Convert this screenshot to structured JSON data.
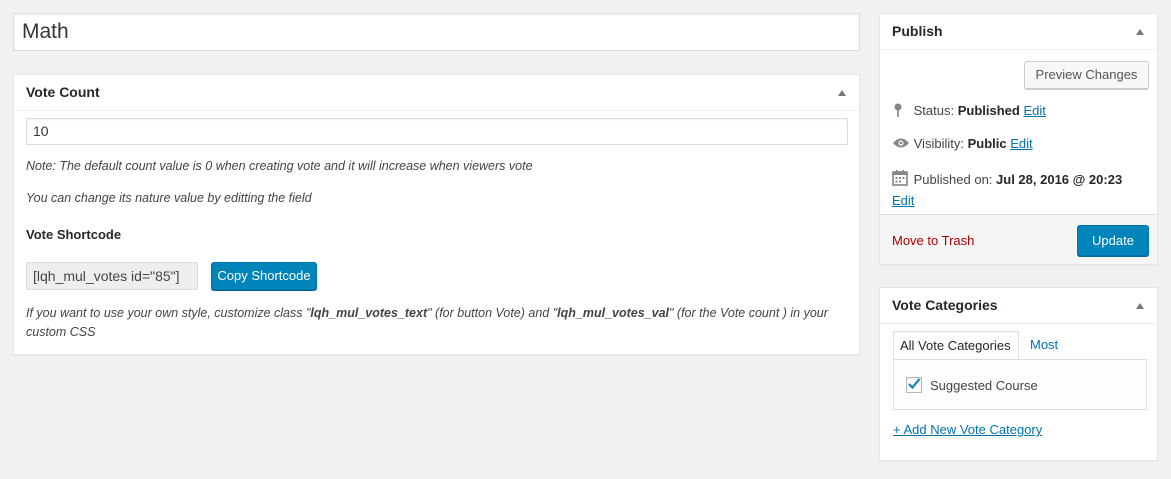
{
  "post": {
    "title": "Math"
  },
  "vote_count_box": {
    "heading": "Vote Count",
    "count_value": "10",
    "note_default": "Note: The default count value is 0 when creating vote and it will increase when viewers vote",
    "note_change": "You can change its nature value by editting the field",
    "shortcode_label": "Vote Shortcode",
    "shortcode_value": "[lqh_mul_votes id=\"85\"]",
    "copy_button_label": "Copy Shortcode",
    "custom_style": {
      "part1": "If you want to use your own style, customize class \"",
      "class1": "lqh_mul_votes_text",
      "part2": "\" (for button Vote) and \"",
      "class2": "lqh_mul_votes_val",
      "part3": "\" (for the Vote count ) in your custom CSS"
    }
  },
  "publish_box": {
    "heading": "Publish",
    "preview_button_label": "Preview Changes",
    "status_label": "Status:",
    "status_value": "Published",
    "visibility_label": "Visibility:",
    "visibility_value": "Public",
    "published_label": "Published on:",
    "published_value": "Jul 28, 2016 @ 20:23",
    "edit_label": "Edit",
    "trash_label": "Move to Trash",
    "update_button_label": "Update"
  },
  "categories_box": {
    "heading": "Vote Categories",
    "tabs": [
      {
        "label": "All Vote Categories",
        "active": true
      },
      {
        "label": "Most Used",
        "active": false
      }
    ],
    "items": [
      {
        "label": "Suggested Course",
        "checked": true
      }
    ],
    "add_new_label": "+ Add New Vote Category"
  },
  "colors": {
    "primary_button": "#0085ba",
    "link": "#0073aa",
    "trash": "#a00000",
    "background": "#f1f1f1"
  },
  "icons": {
    "status": "pin-icon",
    "visibility": "eye-icon",
    "published": "calendar-icon",
    "toggle": "triangle-up-icon",
    "checkbox": "checkmark-icon"
  }
}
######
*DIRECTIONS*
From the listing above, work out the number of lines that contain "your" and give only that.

*OUTPUT FOR THIS EXERCISE*
2